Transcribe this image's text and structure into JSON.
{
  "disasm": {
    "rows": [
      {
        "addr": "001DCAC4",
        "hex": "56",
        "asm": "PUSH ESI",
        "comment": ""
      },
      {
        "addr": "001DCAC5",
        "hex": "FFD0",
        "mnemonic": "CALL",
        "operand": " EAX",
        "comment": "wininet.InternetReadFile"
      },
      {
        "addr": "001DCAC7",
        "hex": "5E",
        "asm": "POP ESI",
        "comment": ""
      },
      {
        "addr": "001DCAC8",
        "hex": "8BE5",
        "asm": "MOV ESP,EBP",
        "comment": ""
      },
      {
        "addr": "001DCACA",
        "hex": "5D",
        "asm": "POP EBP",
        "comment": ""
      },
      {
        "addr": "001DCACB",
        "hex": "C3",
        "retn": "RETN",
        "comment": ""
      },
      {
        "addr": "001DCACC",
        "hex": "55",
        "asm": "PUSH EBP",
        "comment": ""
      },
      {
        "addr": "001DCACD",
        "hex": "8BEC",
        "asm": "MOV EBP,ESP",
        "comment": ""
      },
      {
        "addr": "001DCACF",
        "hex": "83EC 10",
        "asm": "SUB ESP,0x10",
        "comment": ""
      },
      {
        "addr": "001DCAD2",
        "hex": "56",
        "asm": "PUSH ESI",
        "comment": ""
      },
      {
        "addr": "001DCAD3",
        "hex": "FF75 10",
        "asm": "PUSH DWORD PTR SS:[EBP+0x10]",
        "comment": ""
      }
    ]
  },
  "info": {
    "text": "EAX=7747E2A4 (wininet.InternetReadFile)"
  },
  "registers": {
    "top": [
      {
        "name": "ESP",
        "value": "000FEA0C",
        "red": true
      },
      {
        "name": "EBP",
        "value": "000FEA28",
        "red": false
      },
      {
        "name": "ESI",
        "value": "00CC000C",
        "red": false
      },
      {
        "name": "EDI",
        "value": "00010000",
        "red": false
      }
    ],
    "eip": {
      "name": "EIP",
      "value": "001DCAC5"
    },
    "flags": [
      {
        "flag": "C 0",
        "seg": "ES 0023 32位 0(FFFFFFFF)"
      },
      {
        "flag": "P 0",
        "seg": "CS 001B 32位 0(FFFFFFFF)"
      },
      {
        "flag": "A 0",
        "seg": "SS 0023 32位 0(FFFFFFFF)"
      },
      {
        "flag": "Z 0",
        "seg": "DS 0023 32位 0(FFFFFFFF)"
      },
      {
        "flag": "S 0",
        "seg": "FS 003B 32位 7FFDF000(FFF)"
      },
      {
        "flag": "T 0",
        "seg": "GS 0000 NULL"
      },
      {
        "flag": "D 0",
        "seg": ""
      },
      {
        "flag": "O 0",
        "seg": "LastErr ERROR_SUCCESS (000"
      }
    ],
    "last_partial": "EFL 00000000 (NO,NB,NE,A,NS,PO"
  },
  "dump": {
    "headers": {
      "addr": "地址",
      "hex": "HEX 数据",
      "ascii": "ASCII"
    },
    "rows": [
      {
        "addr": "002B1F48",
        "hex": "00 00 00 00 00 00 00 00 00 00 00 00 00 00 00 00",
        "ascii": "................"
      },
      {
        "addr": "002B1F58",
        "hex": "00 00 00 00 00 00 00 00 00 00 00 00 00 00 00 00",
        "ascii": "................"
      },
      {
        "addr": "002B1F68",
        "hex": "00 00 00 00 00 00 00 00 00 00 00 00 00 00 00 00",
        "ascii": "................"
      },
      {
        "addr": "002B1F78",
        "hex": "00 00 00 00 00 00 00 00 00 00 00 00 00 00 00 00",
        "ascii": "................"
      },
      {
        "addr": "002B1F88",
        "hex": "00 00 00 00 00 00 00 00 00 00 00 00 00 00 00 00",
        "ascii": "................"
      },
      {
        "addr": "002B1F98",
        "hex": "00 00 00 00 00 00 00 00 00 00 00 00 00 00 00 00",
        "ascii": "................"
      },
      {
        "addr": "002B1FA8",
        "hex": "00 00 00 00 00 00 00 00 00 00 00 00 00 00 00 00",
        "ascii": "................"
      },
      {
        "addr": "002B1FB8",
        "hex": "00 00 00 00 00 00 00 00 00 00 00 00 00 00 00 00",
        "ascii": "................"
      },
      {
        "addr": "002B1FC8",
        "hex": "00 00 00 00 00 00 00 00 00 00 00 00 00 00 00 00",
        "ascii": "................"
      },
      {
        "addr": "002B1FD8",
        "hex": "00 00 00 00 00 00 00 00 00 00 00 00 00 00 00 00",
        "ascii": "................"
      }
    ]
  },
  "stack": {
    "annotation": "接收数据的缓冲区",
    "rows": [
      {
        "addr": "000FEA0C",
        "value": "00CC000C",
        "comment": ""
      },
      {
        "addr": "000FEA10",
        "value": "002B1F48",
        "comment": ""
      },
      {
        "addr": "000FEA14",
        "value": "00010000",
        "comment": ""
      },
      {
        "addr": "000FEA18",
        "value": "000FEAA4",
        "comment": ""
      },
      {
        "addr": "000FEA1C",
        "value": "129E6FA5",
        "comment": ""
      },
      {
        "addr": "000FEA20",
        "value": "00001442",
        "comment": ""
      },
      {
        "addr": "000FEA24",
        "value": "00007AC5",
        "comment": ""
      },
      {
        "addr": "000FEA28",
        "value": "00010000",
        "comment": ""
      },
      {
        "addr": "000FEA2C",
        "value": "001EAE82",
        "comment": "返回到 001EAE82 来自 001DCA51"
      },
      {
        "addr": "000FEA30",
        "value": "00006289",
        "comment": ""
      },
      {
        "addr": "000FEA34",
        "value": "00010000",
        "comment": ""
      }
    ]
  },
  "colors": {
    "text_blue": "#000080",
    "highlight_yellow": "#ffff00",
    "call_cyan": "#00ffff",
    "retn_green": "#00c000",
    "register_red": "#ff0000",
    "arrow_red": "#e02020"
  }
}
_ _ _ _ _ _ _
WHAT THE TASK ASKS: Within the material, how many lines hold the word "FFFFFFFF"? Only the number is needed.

RESULT FOR THIS EXERCISE: 4